--- Supplied entries ---

--------------------------------------------------

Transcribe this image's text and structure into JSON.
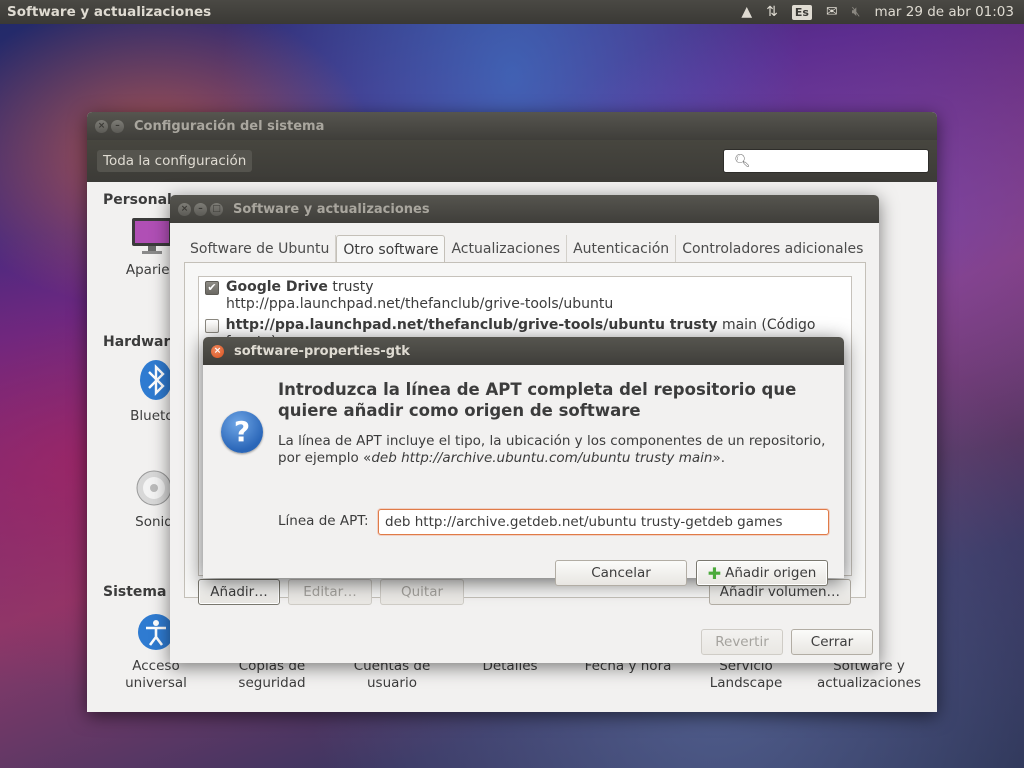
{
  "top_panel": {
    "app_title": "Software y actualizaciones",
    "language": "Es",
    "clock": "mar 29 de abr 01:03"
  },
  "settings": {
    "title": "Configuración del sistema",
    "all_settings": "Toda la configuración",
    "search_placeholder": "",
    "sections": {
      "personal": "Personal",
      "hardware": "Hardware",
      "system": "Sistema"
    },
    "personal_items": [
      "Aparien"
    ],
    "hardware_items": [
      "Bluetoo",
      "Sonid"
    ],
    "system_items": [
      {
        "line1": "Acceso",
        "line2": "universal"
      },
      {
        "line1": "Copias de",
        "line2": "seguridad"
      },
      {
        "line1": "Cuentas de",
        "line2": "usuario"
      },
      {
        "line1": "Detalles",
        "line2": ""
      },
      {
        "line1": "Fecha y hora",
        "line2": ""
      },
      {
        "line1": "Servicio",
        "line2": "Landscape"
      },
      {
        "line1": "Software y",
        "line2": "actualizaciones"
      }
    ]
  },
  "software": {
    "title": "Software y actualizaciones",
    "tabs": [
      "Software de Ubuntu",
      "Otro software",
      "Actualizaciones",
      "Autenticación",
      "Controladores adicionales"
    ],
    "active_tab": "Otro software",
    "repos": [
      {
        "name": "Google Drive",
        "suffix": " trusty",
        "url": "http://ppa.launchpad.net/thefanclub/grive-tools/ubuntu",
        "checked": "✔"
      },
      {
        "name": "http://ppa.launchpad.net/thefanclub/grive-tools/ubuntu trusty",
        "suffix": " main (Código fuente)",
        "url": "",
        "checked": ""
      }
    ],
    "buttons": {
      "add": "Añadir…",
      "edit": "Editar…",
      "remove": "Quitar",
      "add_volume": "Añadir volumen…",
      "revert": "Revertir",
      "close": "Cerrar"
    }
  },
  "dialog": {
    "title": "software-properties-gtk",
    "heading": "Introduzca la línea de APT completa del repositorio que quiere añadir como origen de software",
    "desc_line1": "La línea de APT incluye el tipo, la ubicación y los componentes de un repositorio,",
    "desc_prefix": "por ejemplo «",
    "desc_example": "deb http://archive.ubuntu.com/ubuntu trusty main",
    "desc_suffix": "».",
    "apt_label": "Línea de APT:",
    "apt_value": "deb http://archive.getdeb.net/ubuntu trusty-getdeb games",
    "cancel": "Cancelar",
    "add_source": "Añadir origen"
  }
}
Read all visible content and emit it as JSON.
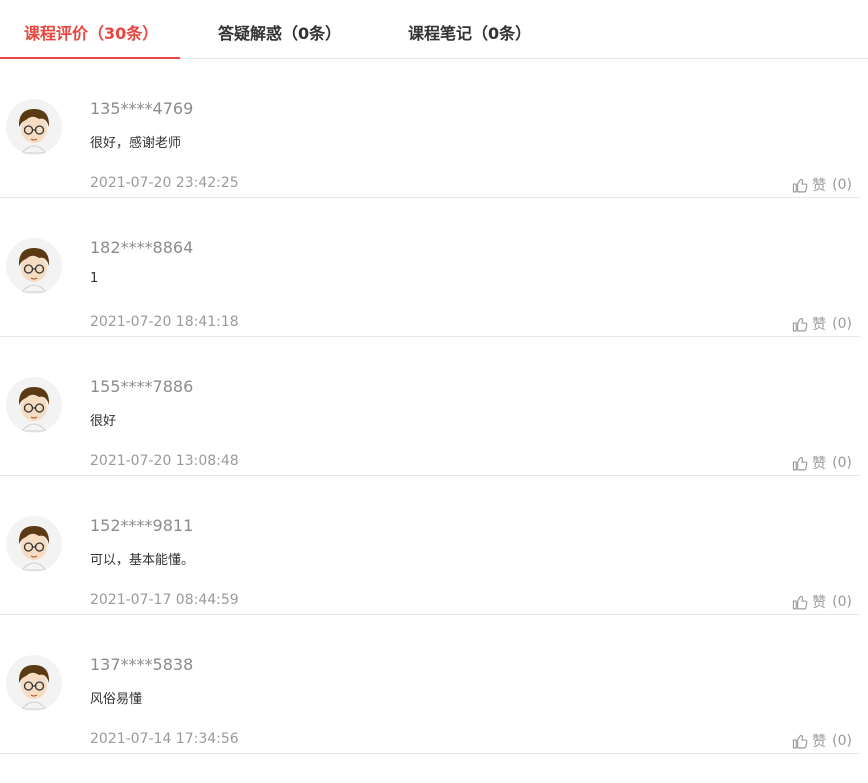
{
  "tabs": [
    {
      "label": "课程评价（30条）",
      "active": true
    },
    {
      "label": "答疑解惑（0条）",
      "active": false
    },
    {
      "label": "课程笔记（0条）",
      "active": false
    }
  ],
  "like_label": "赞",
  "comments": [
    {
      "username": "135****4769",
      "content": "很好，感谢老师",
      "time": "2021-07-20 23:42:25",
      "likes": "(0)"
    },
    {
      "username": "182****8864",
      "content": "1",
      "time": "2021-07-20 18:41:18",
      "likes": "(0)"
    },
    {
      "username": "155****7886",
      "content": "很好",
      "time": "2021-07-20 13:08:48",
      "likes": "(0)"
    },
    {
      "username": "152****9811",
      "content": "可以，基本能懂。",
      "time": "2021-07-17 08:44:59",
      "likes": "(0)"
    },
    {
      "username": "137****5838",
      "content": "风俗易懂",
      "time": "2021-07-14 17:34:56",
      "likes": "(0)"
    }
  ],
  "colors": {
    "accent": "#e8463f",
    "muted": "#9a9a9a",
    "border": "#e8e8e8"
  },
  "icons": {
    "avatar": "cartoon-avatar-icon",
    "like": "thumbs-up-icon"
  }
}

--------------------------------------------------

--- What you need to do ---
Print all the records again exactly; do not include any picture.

--- Solution to the exercise ---
Transcribe this image's text and structure into JSON.
{
  "top_panel": {
    "app_title": "Software y actualizaciones",
    "language": "Es",
    "clock": "mar 29 de abr 01:03"
  },
  "settings": {
    "title": "Configuración del sistema",
    "all_settings": "Toda la configuración",
    "search_placeholder": "",
    "sections": {
      "personal": "Personal",
      "hardware": "Hardware",
      "system": "Sistema"
    },
    "personal_items": [
      "Aparien"
    ],
    "hardware_items": [
      "Bluetoo",
      "Sonid"
    ],
    "system_items": [
      {
        "line1": "Acceso",
        "line2": "universal"
      },
      {
        "line1": "Copias de",
        "line2": "seguridad"
      },
      {
        "line1": "Cuentas de",
        "line2": "usuario"
      },
      {
        "line1": "Detalles",
        "line2": ""
      },
      {
        "line1": "Fecha y hora",
        "line2": ""
      },
      {
        "line1": "Servicio",
        "line2": "Landscape"
      },
      {
        "line1": "Software y",
        "line2": "actualizaciones"
      }
    ]
  },
  "software": {
    "title": "Software y actualizaciones",
    "tabs": [
      "Software de Ubuntu",
      "Otro software",
      "Actualizaciones",
      "Autenticación",
      "Controladores adicionales"
    ],
    "active_tab": "Otro software",
    "repos": [
      {
        "name": "Google Drive",
        "suffix": " trusty",
        "url": "http://ppa.launchpad.net/thefanclub/grive-tools/ubuntu",
        "checked": "✔"
      },
      {
        "name": "http://ppa.launchpad.net/thefanclub/grive-tools/ubuntu trusty",
        "suffix": " main (Código fuente)",
        "url": "",
        "checked": ""
      }
    ],
    "buttons": {
      "add": "Añadir…",
      "edit": "Editar…",
      "remove": "Quitar",
      "add_volume": "Añadir volumen…",
      "revert": "Revertir",
      "close": "Cerrar"
    }
  },
  "dialog": {
    "title": "software-properties-gtk",
    "heading": "Introduzca la línea de APT completa del repositorio que quiere añadir como origen de software",
    "desc_line1": "La línea de APT incluye el tipo, la ubicación y los componentes de un repositorio,",
    "desc_prefix": "por ejemplo «",
    "desc_example": "deb http://archive.ubuntu.com/ubuntu trusty main",
    "desc_suffix": "».",
    "apt_label": "Línea de APT:",
    "apt_value": "deb http://archive.getdeb.net/ubuntu trusty-getdeb games",
    "cancel": "Cancelar",
    "add_source": "Añadir origen"
  }
}
Read all visible content and emit it as JSON.
{
  "tabs": [
    {
      "label": "课程评价（30条）",
      "active": true
    },
    {
      "label": "答疑解惑（0条）",
      "active": false
    },
    {
      "label": "课程笔记（0条）",
      "active": false
    }
  ],
  "like_label": "赞",
  "comments": [
    {
      "username": "135****4769",
      "content": "很好，感谢老师",
      "time": "2021-07-20 23:42:25",
      "likes": "(0)"
    },
    {
      "username": "182****8864",
      "content": "1",
      "time": "2021-07-20 18:41:18",
      "likes": "(0)"
    },
    {
      "username": "155****7886",
      "content": "很好",
      "time": "2021-07-20 13:08:48",
      "likes": "(0)"
    },
    {
      "username": "152****9811",
      "content": "可以，基本能懂。",
      "time": "2021-07-17 08:44:59",
      "likes": "(0)"
    },
    {
      "username": "137****5838",
      "content": "风俗易懂",
      "time": "2021-07-14 17:34:56",
      "likes": "(0)"
    }
  ],
  "colors": {
    "accent": "#e8463f",
    "muted": "#9a9a9a",
    "border": "#e8e8e8"
  },
  "icons": {
    "avatar": "cartoon-avatar-icon",
    "like": "thumbs-up-icon"
  }
}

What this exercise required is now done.